Nutribullet banana loaf

With a little help from Mary Berry I have been making a banana loaf most weeks for the last two months or so. Since my Nutribullet lives on the counter it’s quite tempting to use it for other things, and making cake is definitely something it can do.  Even with the blender available to me I have found myself overoptimistic about how many bananas I can eat in a week.

I prefer my banana loaf less plain than the Berry version, so here is what I have been making:

Wet/blitzable ingredients
100 gr melted butter (using melted not softened makes the nutri vessel easier to clean)
175 gr caster sugar
2 eggs
2 bananas
1 other fruit – pear or apple?
good splosh of milk
generous teaspoon of mixed spice

Dry ingredients
225 gr SR flour
2 big handfuls of sultanas
a good sprinkle of nuts, eg walnut pieces, whole shelled hazelnuts
glacé cherries if you have them

Preheat the oven to 180 deg / 160 fan.

Line a 2lb loaf tin – I use Loaf Tin Liners.

Put the dry ingredients in a bowl.

Blitz the wet ingredients in the nutribullet.

Pour the wet ingredients into the dry ingredients and stir well. Pour the batter into the loaf tin and bake for an hour.

Check after 45 minutes. If the cake is browning on top but still moist inside, cover with tin foil to stop the crust burning.

If after an hour the skewer is still not coming out clean – this is a moist, heavy cake, after all – turn the oven off and allow it cool with the cake still in.

Variations
The same fundamental method works with other fruit, not just bananas. I’ve tried a pear and chocolate cake by substituting three pears for the bananas and adding two tablespoons of cocoa into the flour.

Since the nutribullet means you can blitz any fruit into a liquid, rather than mashing bananas with a fruit, you can turn pretty much anything into a cake.  On much the same basis that you can hide vegetables you don’t like in a nutribullet with fruit you do, you can also put vegetables into cake this way.

I don’t see the need to use baking powder as well as SR flour – too much and you end up with a cake that gives you heartburn.

Summer of smoothies

So this summer, we have been making a lot of smoothies.

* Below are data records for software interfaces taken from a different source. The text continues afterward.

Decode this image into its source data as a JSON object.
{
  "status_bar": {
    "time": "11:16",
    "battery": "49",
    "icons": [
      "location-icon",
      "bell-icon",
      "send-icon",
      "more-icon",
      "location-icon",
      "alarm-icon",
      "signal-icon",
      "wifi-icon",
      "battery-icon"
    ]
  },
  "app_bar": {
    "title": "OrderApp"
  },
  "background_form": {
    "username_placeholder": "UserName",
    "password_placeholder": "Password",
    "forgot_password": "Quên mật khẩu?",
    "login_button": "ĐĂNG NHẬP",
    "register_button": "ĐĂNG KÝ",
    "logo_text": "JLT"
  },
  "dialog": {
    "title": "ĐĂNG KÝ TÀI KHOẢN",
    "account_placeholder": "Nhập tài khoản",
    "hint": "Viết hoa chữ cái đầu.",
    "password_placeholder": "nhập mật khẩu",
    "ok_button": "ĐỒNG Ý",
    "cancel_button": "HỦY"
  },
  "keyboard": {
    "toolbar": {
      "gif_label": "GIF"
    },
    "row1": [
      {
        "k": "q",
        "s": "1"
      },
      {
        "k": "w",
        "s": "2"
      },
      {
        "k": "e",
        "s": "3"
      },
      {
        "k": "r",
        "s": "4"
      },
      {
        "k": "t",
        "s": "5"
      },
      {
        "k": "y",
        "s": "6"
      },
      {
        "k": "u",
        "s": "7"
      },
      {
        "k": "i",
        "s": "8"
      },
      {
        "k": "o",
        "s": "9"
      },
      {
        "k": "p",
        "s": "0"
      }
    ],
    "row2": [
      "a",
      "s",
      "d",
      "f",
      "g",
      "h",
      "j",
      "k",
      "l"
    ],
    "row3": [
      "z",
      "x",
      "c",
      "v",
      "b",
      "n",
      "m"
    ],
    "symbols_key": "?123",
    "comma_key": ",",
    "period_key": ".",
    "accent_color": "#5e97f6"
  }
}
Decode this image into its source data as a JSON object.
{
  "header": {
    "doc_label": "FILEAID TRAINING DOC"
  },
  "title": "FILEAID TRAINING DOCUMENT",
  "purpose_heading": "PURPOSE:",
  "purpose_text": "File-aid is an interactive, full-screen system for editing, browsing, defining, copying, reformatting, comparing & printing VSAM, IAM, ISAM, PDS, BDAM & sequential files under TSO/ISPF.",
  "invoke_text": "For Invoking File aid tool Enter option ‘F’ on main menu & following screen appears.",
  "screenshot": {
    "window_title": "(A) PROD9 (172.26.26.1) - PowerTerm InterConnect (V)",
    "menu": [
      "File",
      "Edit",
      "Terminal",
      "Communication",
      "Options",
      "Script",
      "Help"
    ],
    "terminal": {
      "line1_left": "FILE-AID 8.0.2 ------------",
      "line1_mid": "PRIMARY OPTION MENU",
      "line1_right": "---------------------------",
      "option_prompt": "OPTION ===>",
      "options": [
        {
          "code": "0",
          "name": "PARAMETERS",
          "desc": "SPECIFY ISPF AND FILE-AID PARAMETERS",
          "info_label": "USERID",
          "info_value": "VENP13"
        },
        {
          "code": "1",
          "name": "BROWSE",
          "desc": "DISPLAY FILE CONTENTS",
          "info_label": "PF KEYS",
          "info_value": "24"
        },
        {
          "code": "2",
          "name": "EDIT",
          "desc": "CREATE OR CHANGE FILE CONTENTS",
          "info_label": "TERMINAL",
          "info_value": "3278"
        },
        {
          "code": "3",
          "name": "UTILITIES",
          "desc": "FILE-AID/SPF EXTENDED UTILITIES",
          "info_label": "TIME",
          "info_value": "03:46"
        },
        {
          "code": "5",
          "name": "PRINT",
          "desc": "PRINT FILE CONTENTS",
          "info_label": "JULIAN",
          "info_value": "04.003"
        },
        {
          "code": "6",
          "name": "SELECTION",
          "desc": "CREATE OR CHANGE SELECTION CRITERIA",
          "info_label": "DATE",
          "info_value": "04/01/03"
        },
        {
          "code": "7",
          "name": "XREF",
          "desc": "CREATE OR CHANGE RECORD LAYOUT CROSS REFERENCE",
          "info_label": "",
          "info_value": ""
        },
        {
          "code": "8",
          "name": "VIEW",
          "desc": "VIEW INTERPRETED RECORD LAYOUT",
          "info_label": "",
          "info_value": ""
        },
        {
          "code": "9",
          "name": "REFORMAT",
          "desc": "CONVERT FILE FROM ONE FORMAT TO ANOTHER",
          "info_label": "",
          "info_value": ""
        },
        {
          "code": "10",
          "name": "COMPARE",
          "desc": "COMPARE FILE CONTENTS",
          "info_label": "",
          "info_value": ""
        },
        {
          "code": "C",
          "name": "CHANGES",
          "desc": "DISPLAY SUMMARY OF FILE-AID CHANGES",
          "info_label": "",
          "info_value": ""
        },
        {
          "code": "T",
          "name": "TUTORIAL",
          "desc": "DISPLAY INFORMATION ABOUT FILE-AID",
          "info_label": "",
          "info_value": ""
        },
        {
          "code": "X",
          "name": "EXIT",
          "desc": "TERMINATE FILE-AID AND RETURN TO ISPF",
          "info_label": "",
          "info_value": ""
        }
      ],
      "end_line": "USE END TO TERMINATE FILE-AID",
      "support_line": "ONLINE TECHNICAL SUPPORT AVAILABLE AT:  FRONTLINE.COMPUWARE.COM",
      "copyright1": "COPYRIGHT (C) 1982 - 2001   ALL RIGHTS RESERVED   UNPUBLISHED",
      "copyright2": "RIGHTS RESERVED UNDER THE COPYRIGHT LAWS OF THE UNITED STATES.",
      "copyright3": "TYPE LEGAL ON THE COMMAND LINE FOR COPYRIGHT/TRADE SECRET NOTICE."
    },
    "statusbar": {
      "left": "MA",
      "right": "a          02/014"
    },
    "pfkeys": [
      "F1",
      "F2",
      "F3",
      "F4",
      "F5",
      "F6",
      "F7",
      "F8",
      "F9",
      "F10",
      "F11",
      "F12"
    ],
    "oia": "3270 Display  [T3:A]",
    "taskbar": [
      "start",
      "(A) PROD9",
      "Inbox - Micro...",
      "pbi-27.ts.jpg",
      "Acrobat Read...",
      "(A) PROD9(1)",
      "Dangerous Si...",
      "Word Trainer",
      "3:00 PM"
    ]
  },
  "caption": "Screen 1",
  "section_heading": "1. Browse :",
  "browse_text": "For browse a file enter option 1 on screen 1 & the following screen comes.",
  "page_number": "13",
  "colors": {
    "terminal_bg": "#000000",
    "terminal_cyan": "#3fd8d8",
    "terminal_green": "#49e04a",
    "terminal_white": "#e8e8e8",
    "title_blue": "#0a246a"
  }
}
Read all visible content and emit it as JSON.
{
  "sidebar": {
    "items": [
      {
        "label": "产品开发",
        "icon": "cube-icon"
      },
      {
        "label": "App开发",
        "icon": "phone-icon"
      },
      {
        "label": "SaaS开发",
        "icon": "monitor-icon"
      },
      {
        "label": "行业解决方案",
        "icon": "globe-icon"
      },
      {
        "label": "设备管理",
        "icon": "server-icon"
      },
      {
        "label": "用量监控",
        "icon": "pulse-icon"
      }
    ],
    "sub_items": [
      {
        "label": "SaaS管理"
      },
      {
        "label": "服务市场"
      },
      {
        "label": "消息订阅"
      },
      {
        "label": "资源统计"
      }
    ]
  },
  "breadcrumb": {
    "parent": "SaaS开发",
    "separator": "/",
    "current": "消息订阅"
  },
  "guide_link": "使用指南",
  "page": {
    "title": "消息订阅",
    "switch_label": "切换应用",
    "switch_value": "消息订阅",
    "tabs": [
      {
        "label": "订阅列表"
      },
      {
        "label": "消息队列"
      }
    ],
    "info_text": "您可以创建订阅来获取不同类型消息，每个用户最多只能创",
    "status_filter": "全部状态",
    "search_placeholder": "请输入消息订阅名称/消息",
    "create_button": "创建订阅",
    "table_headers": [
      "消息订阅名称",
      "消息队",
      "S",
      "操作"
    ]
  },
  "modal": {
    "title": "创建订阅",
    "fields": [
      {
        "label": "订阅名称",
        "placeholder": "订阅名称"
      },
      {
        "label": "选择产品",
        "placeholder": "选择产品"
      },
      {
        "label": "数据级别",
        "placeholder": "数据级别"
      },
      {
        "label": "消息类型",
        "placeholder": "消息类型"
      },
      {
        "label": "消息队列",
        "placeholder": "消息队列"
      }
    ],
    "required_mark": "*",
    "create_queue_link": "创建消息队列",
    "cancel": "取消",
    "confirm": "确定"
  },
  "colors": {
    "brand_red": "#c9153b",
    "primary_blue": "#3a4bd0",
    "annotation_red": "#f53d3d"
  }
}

I’ve resisted them for years, because I assumed they relied on using those punnetts of expensive soft fruit, often flown across the world, and out of season. But somewhere on the internet, I got given the idea that bags of frozen berries work just as well, and can go straight into the blender from the freezer.

The frozen fruit is far cheaper than the fresh Class I stuff at the front of the supermarket, and so for the last couple of months I have kept my freezer stocked with berries and the blender in almost daily use.

My supermarket has a variety of berries, and we have mostly been using frozen cherries and a blueberry/strawberry mix. The black forest bags look like they ought to be delicious, but they are chock full of seeds from raspberries and they get stuck in my teeth.

The average smoothie is made with about 80grams of frozen berries, a banana, a small spoon of oats, and enough milk to get the consistency right. There’s two of your 5 a day right there! All of the ingredients can be room temperature, so long as the berries come right out of the freezer, and it still makes a nice cold smoothie without the need for ice.

I have been using these remedially when I am conscious that my diet has been poor and that I am nowhere near getting enough fruit and veg in. In extremis, some days I’ve been making 4-fruit smoothies by adding in canned fruits – the cheapest supermarket basics in the tinned pear and pineapple ranges. Since they’re going to be bashed into pieces, it doesn’t matter what size is in the tin.